"In many ways, DLIFLC is a part of an example we want to propagate throughout the rest of the Army in that they get accredited courses here and they are recognized around the world," said Perkins.

The Army continues to modernize its professional military education in order to improve the quality of professional training, development and schooling that its Soldiers and civilians receive. Perkins spoke further about how he expects Army University, which encompasses all 37 TRADOC schools including DLIFLC, to be a game changer in the professionalism of both Soldiers and civilians.

"From an Army University point of view, not only does it allow us to credential and accredit courses that our Soldiers take, but it raises everyone's game to a higher level," said Perkins. "If you want to be accredited you've got to have well developed faculty, great resource tools, and the students have to perform at a high level."

Accreditation through Army University will also allow Army schools to partner with other colleges and universities, the same way DLIFLC did with MIT, for example, to develop tools for students to access in and out of the classroom.

"Because DLIFLC has a recognized level of expertise and excellence, that makes MIT want to work with them because they are a well know entity," said Perkins. "That is exactly what we want to do within other organizations within TRADOC and the Army."

Dr. Branka Sarac, director of technology integration, and Dr. Tamas Marius, director of language technology evaluation and assessment, showed the general some of the language training products produced by DLIFLC that are available for pre-deployment training, deployment use or refresher training.

"Some of the technology that I just saw - the web access, voice recognition, self-paced distance learning - I think that is going to be key so that people other than just professionally trained linguists have at least a minimum background in language and culture," said Perkins.

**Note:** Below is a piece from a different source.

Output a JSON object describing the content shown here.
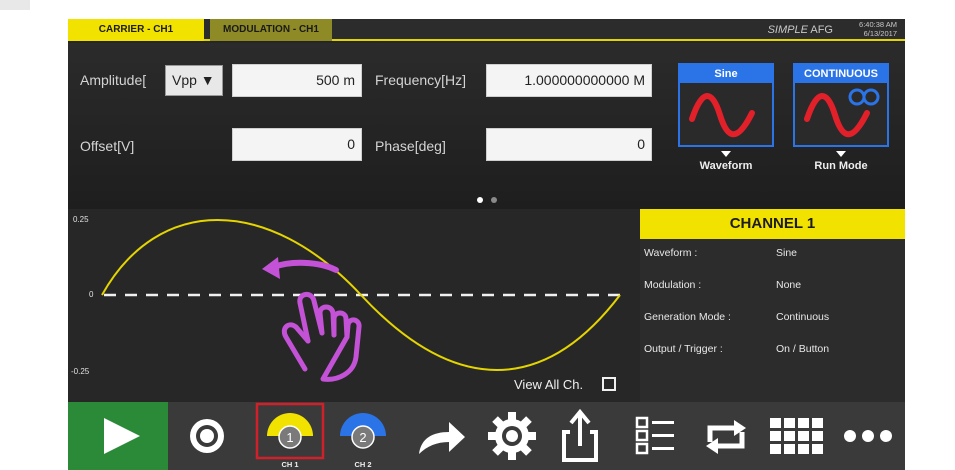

Through technology, Perkins would like to see language and culture training given to the total force as he spoke about the ever-changing role of training in the military. For 75 years, linguists have been trained at DLIFLC. Graduating with a high level of proficiency, they go on to become the language experts at the units to which they are assigned, but as Perkins points out, these language experts are too few.

"I think what we're going to find in the future is that it is not enough. When we send a unit to a particular region for regional alignment we are going to want a level of language and cultural proficiency throughout the formation and we can't send them all to DLIFLC," said Perkins, reemphasizing how the institute's online language training products can assist regionally.

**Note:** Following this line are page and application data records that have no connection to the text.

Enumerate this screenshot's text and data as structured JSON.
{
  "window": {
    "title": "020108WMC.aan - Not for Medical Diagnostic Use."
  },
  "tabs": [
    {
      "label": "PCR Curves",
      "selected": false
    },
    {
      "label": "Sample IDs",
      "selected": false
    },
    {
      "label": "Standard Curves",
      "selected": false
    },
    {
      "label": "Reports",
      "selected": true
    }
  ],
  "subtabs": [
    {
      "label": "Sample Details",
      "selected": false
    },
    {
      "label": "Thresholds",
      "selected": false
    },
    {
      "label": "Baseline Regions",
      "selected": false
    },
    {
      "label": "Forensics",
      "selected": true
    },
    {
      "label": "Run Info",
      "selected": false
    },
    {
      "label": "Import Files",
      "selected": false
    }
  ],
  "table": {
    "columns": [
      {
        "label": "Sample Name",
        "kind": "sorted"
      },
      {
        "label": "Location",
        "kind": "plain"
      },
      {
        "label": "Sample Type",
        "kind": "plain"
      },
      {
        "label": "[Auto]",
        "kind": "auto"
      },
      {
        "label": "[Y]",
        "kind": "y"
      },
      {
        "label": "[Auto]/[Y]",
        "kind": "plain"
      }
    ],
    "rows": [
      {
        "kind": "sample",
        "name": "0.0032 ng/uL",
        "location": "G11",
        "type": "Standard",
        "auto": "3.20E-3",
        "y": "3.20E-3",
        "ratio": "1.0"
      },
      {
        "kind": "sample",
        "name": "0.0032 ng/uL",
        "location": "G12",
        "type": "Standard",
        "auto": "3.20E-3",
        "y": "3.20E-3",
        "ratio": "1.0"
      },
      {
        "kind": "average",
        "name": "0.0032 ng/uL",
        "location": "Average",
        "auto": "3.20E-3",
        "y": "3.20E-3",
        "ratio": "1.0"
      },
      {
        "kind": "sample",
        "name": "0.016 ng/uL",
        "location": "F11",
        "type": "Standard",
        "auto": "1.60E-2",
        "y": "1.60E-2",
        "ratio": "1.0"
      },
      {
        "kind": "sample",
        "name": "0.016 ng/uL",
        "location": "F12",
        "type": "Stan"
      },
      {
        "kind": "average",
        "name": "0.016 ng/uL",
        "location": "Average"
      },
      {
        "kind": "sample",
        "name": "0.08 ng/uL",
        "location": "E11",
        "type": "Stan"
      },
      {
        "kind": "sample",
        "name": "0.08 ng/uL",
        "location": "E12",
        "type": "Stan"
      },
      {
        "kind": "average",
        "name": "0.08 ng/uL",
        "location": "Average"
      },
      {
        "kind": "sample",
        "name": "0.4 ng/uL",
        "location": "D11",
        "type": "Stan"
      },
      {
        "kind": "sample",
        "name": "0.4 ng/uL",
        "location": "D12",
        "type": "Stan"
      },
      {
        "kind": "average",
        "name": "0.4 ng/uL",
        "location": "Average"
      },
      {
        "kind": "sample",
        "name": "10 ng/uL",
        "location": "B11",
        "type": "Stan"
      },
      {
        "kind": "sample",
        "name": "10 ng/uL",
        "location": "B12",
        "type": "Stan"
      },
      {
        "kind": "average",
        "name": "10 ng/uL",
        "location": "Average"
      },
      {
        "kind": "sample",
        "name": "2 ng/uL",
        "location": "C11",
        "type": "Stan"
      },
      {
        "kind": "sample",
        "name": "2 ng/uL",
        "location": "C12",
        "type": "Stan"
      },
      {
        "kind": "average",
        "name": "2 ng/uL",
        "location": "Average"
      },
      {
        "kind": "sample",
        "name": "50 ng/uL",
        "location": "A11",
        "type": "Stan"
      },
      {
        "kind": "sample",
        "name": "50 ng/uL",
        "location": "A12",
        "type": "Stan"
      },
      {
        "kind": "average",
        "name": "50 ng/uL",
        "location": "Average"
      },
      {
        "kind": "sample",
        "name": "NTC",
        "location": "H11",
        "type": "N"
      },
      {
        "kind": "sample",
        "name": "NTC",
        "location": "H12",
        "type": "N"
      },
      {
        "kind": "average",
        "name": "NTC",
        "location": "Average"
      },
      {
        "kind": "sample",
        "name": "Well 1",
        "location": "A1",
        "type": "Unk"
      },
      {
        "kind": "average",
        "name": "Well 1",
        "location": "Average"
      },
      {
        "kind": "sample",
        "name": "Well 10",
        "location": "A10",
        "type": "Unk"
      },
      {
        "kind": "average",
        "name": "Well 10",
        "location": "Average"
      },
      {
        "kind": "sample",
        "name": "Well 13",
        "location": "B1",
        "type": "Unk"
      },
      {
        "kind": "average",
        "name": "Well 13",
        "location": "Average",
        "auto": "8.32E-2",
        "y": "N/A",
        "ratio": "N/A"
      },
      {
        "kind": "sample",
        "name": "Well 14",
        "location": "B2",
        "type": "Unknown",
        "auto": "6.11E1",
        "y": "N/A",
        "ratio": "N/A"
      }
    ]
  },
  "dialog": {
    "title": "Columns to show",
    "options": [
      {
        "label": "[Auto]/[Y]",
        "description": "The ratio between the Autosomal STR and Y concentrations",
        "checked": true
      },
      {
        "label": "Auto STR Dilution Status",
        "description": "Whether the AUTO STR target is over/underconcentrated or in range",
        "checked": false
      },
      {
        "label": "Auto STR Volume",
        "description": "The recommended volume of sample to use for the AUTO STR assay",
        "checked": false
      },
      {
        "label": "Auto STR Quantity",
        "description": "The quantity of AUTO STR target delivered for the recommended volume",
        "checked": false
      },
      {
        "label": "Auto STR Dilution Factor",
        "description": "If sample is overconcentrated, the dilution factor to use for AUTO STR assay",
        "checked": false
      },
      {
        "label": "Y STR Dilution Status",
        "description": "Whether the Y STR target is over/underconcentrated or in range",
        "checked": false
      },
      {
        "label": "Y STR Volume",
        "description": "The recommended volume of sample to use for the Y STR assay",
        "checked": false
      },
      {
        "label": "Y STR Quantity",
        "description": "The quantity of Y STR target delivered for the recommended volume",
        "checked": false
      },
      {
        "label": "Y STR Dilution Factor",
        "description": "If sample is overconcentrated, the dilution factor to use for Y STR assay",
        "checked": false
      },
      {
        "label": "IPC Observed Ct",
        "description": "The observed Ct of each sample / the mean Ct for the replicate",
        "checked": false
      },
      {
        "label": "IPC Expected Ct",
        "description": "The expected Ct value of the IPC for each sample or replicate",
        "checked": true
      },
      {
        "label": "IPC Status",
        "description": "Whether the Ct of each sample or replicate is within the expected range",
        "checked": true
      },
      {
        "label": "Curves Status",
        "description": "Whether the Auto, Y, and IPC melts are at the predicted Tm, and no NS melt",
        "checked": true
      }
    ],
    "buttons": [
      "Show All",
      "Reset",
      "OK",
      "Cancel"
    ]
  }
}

Speaking further about regionally aligned forces, Perkins said, "The world is going to get more and more complex."

"No matter what mission we give our Soldiers, Sailors, Airmen and Marines they are going to be in an environment with multiple cultures, multiple languages, and multiple backgrounds all simultaneously interacting with each other. This is a level of complexity that we are not used to," said Perkins.

The Army also expects Army University to better prepare Army professionals to operate successfully in a global environment by increasing foreign partnerships and regional studies, especially for regionally aligned forces.

Education is the most reliable strategic investment the Army can make to address Army warfighting challenges. Speaking another language and understanding the cultures of other nations will help the Army in building foreign partnerships and enhance cooperation with those countries.

The Defense Language Institute Foreign Language Center provides resident instruction in 23 languages at the Presidio of Monterey, California, with the capacity to instruct another 65 languages in Washington, graduating more than 200,000 linguists since 1941.

In addition, multiple language training detachments exists at sites in the U.S., Europe, Hawaii and Korea spanning all the U.S. geographic combatant commands, to support the total force.